What amplifies this power is when our choices are not just deliberate but also consistent. By making consistent choices – which doesn’t mean always making the same choices, but basing them on the same guiding principles or framework – our influence on the world becomes a shaping force with increasing power and effect. A series of small but consistent choices are like the pushes one gives to a swing: they may not be powerful on their own, but timed right and aimed accurately they build momentum and make the swing go far and wide.
The narrative we spoke of before is a powerful framework for making consistent choices. Using our own narrative in this way gives us two tools to work with.
It gives us a framework for evaluating the choices we have. For every option we can see we can ask ourselves: “is this helping me further along my journey, or is it taking me away from it?” In most cases, checking against our own narrative helps us rank our choices in order of alignment.Usually we would want to go with the most aligned choice, but it is advisable to do a reality check first to see if there are no consequences or side-effects that would make this choice less desirable. But in general the preferred choice would be the most aligned one, unless it presents seriously undesirable consequences.
It gives us a way to assess the outcome of our choices by regularly asking ourselves: “Am I progressing on my journey? Do I see improvement or progress in those areas most relevant to me and the narrative I am committed to live to?”
Even if our choices do not immediately lead to the desired outcomes – and they often won’t, as the terrain ahead of us is largely unknown and we need to explore and learn before we become better at making the right choices – with the narrative to guide us, by deliberately making our choices we are empowering ourselves to be the author of our own story, the director of our own drama, as well as the main actor in it.

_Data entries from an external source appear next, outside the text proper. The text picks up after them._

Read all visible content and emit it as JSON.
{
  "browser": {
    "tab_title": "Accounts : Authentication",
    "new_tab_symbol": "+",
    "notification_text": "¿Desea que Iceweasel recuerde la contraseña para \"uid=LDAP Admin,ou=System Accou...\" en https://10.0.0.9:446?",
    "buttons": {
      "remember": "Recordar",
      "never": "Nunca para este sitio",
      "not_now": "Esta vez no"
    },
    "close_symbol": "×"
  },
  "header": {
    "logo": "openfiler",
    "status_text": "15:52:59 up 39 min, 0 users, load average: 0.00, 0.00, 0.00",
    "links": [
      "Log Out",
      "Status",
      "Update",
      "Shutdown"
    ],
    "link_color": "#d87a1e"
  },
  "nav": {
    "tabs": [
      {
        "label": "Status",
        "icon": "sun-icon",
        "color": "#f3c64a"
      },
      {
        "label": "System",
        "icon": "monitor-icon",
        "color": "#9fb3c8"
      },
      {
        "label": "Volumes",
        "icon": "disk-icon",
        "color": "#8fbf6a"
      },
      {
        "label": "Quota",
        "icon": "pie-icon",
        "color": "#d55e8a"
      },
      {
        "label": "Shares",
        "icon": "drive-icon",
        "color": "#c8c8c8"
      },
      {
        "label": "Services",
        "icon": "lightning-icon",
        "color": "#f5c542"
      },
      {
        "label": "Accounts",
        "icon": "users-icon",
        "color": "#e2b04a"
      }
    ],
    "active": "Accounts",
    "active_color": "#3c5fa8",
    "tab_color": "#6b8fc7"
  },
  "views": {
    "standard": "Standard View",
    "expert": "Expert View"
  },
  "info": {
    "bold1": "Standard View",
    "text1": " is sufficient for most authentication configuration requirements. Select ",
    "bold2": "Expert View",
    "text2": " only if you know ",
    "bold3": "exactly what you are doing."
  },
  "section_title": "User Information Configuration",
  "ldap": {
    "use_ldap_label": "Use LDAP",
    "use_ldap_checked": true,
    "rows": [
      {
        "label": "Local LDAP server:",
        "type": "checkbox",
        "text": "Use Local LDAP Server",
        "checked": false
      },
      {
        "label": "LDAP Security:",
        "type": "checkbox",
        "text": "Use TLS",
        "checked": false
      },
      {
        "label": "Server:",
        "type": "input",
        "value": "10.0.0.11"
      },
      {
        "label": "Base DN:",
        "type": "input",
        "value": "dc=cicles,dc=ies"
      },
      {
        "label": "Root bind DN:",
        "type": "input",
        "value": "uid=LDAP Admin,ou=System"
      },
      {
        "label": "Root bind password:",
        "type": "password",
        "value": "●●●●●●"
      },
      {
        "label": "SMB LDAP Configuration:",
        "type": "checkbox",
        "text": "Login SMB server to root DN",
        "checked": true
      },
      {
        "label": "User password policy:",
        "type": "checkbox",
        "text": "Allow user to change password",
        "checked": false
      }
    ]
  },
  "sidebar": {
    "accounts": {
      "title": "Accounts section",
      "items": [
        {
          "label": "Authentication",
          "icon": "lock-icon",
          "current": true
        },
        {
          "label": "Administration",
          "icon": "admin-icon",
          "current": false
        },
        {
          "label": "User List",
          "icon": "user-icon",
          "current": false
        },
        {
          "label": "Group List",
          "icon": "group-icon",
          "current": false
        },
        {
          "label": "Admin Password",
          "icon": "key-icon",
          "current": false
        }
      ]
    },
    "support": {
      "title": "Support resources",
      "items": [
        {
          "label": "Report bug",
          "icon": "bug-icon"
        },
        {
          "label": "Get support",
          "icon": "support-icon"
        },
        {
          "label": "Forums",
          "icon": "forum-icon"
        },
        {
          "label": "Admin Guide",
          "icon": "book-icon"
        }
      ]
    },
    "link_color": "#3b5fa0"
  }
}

That’s the power of choice: shaping the world to the best of our abilities to match the narrative we want to live by, instead of being a powerless, passive passenger and mostly observer of world that passes us by.